*ABOUT THIS TASK*
Find the string "data" in the records. Copy every line it appears in.

====================

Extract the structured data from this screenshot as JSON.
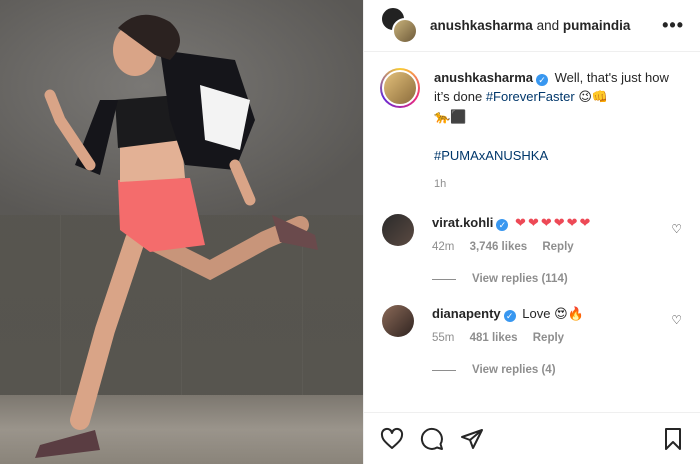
{
  "header": {
    "user1": "anushkasharma",
    "and_text": "and",
    "user2": "pumaindia",
    "more": "•••"
  },
  "caption": {
    "username": "anushkasharma",
    "text1": "Well, that's just how it’s done",
    "hashtag1": "#ForeverFaster",
    "emoji1": "😉👊",
    "emoji2": "🐆⬛",
    "hashtag2": "#PUMAxANUSHKA",
    "time": "1h"
  },
  "comments": [
    {
      "username": "virat.kohli",
      "text": "❤❤❤❤❤❤",
      "time": "42m",
      "likes": "3,746 likes",
      "reply": "Reply",
      "view_replies": "View replies (114)"
    },
    {
      "username": "dianapenty",
      "text": "Love",
      "emoji": "😍🔥",
      "time": "55m",
      "likes": "481 likes",
      "reply": "Reply",
      "view_replies": "View replies (4)"
    }
  ],
  "icons": [
    "like-icon",
    "comment-icon",
    "share-icon",
    "save-icon",
    "heart-icon",
    "verified-icon",
    "more-icon"
  ],
  "colors": {
    "link": "#00376b",
    "verified": "#3897f0",
    "heart": "#ed4956",
    "muted": "#8e8e8e"
  }
}
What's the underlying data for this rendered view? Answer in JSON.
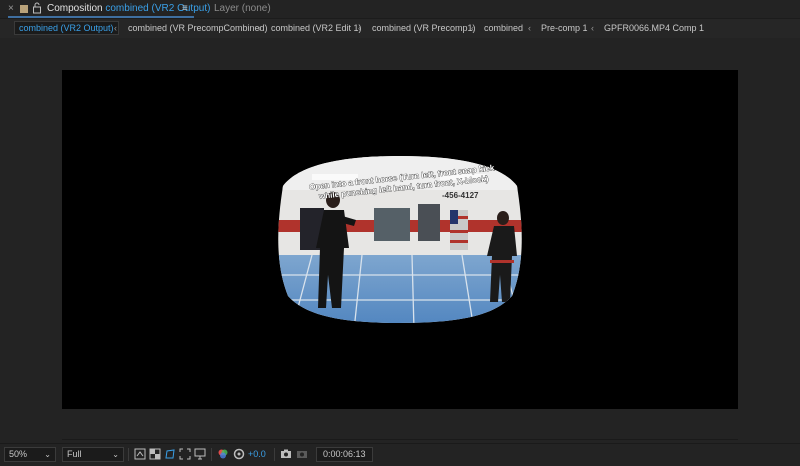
{
  "header": {
    "title_prefix": "Composition",
    "title_comp": "combined (VR2 Output)",
    "layer_tab": "Layer (none)"
  },
  "breadcrumbs": [
    "combined (VR2 Output)",
    "combined (VR PrecompCombined)",
    "combined (VR2 Edit 1)",
    "combined (VR Precomp1)",
    "combined",
    "Pre-comp 1",
    "GPFR0066.MP4 Comp 1"
  ],
  "video": {
    "overlay_line1": "Open into a front horse (Turn left, front snap kick",
    "overlay_line2": "while punching left hand, turn front, X-block)",
    "phone_text": "-456-4127"
  },
  "footer": {
    "zoom": "50%",
    "resolution": "Full",
    "exposure": "+0.0",
    "timecode": "0:00:06:13"
  },
  "colors": {
    "accent": "#3aa0e8",
    "panel_bg": "#232323",
    "canvas_bg": "#000000"
  }
}
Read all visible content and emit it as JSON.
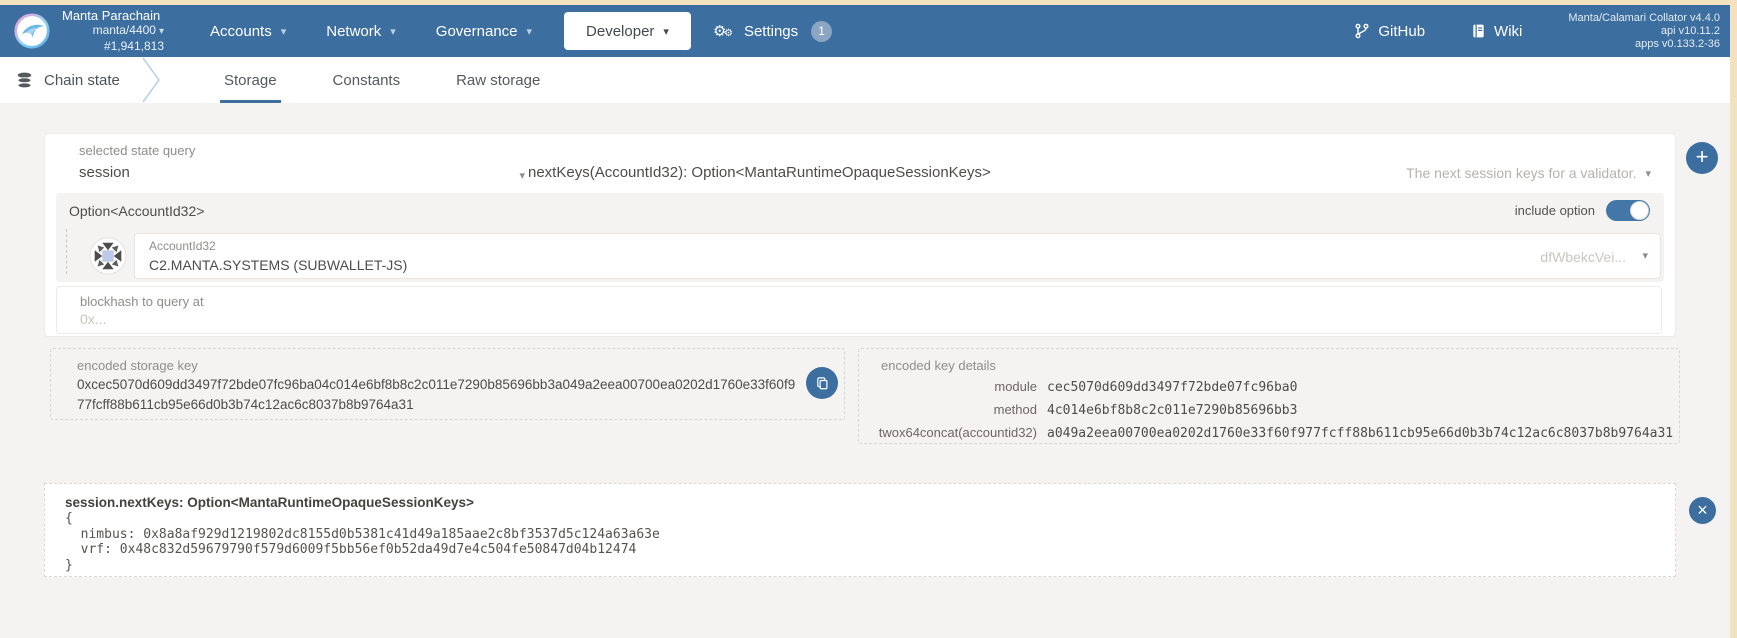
{
  "colors": {
    "header_bg": "#3c6e9f",
    "accent_blue": "#3c6e9f",
    "tab_underline": "#3b6fa0",
    "page_bg": "#f5f3f1",
    "edge_strip": "#f3e2c0",
    "toggle_on": "#4377a8",
    "settings_badge_bg": "#8aa6c2"
  },
  "header": {
    "chain_name": "Manta Parachain",
    "endpoint": "manta/4400",
    "block_number": "#1,941,813",
    "nav": [
      {
        "label": "Accounts"
      },
      {
        "label": "Network"
      },
      {
        "label": "Governance"
      },
      {
        "label": "Developer"
      }
    ],
    "settings_label": "Settings",
    "settings_badge": "1",
    "github_label": "GitHub",
    "wiki_label": "Wiki",
    "version_lines": [
      "Manta/Calamari Collator v4.4.0",
      "api v10.11.2",
      "apps v0.133.2-36"
    ]
  },
  "tabbar": {
    "section": "Chain state",
    "tabs": [
      {
        "label": "Storage"
      },
      {
        "label": "Constants"
      },
      {
        "label": "Raw storage"
      }
    ]
  },
  "query": {
    "label": "selected state query",
    "selected": "session",
    "signature": "nextKeys(AccountId32): Option<MantaRuntimeOpaqueSessionKeys>",
    "doc": "The next session keys for a validator.",
    "option_type": "Option<AccountId32>",
    "include_label": "include option",
    "include_on": true,
    "param_type": "AccountId32",
    "param_value": "C2.MANTA.SYSTEMS (SUBWALLET-JS)",
    "param_address": "dfWbekcVei...",
    "blockhash_label": "blockhash to query at",
    "blockhash_placeholder": "0x..."
  },
  "encoded_key": {
    "label": "encoded storage key",
    "value": "0xcec5070d609dd3497f72bde07fc96ba04c014e6bf8b8c2c011e7290b85696bb3a049a2eea00700ea0202d1760e33f60f977fcff88b611cb95e66d0b3b74c12ac6c8037b8b9764a31"
  },
  "key_details": {
    "label": "encoded key details",
    "rows": [
      {
        "name": "module",
        "value": "cec5070d609dd3497f72bde07fc96ba0"
      },
      {
        "name": "method",
        "value": "4c014e6bf8b8c2c011e7290b85696bb3"
      },
      {
        "name": "twox64concat(accountid32)",
        "value": "a049a2eea00700ea0202d1760e33f60f977fcff88b611cb95e66d0b3b74c12ac6c8037b8b9764a31"
      }
    ]
  },
  "result": {
    "title": "session.nextKeys: Option<MantaRuntimeOpaqueSessionKeys>",
    "lines": [
      "{",
      "  nimbus: 0x8a8af929d1219802dc8155d0b5381c41d49a185aae2c8bf3537d5c124a63a63e",
      "  vrf: 0x48c832d59679790f579d6009f5bb56ef0b52da49d7e4c504fe50847d04b12474",
      "}"
    ]
  }
}
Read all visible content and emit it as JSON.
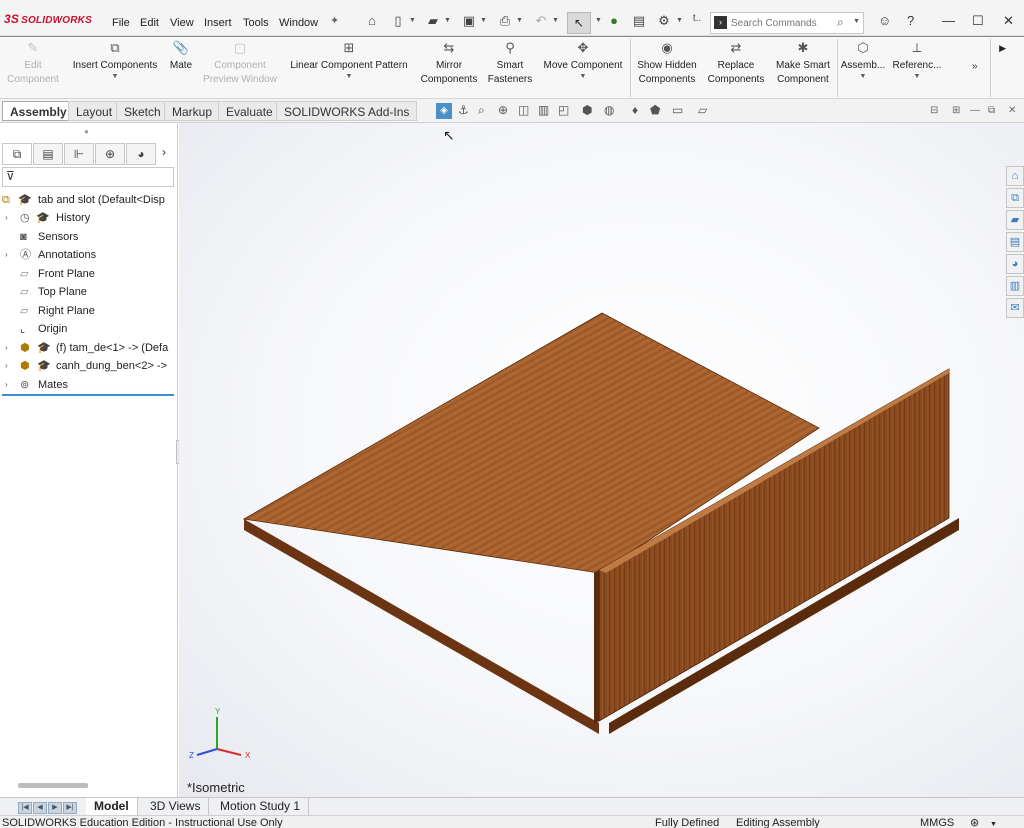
{
  "app": {
    "logo_text": "SOLIDWORKS",
    "logo_mark": "3S"
  },
  "menu": {
    "items": [
      "File",
      "Edit",
      "View",
      "Insert",
      "Tools",
      "Window"
    ]
  },
  "search": {
    "placeholder": "Search Commands"
  },
  "ribbon": {
    "buttons": [
      {
        "label": "Edit Component",
        "icon": "edit-component-icon",
        "disabled": true
      },
      {
        "label": "Insert Components",
        "icon": "insert-components-icon",
        "disabled": false
      },
      {
        "label": "Mate",
        "icon": "mate-icon",
        "disabled": false
      },
      {
        "label": "Component Preview Window",
        "icon": "component-preview-icon",
        "disabled": true
      },
      {
        "label": "Linear Component Pattern",
        "icon": "linear-pattern-icon",
        "disabled": false
      },
      {
        "label": "Mirror Components",
        "icon": "mirror-icon",
        "disabled": false
      },
      {
        "label": "Smart Fasteners",
        "icon": "smart-fasteners-icon",
        "disabled": false
      },
      {
        "label": "Move Component",
        "icon": "move-component-icon",
        "disabled": false
      },
      {
        "label": "Show Hidden Components",
        "icon": "show-hidden-icon",
        "disabled": false
      },
      {
        "label": "Replace Components",
        "icon": "replace-icon",
        "disabled": false
      },
      {
        "label": "Make Smart Component",
        "icon": "make-smart-icon",
        "disabled": false
      },
      {
        "label": "Assemb...",
        "icon": "assembly-features-icon",
        "disabled": false
      },
      {
        "label": "Referenc...",
        "icon": "reference-geometry-icon",
        "disabled": false
      }
    ]
  },
  "tabs": {
    "items": [
      "Assembly",
      "Layout",
      "Sketch",
      "Markup",
      "Evaluate",
      "SOLIDWORKS Add-Ins"
    ],
    "active": "Assembly"
  },
  "tree": {
    "root": "tab and slot  (Default<Disp",
    "items": [
      {
        "label": "History",
        "expandable": true
      },
      {
        "label": "Sensors",
        "expandable": false
      },
      {
        "label": "Annotations",
        "expandable": true
      },
      {
        "label": "Front Plane",
        "expandable": false
      },
      {
        "label": "Top Plane",
        "expandable": false
      },
      {
        "label": "Right Plane",
        "expandable": false
      },
      {
        "label": "Origin",
        "expandable": false
      },
      {
        "label": "(f) tam_de<1> -> (Defa",
        "expandable": true
      },
      {
        "label": "canh_dung_ben<2> ->",
        "expandable": true
      },
      {
        "label": "Mates",
        "expandable": true
      }
    ]
  },
  "viewport": {
    "view_label": "*Isometric",
    "triad_labels": {
      "x": "X",
      "y": "Y",
      "z": "Z"
    }
  },
  "bottom_tabs": {
    "items": [
      "Model",
      "3D Views",
      "Motion Study 1"
    ],
    "active": "Model"
  },
  "status": {
    "edition": "SOLIDWORKS Education Edition - Instructional Use Only",
    "state": "Fully Defined",
    "mode": "Editing Assembly",
    "units": "MMGS"
  },
  "colors": {
    "brand_red": "#c8102e",
    "selection_blue": "#3c8ed6",
    "wood_top": "#a8622e",
    "wood_front": "#8a4a1f",
    "wood_side": "#6b3412"
  }
}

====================

*EXPECTED OUTPUT*
Extract the structured data from this screenshot as JSON.
What's the underlying data for this rendered view? Answer in JSON.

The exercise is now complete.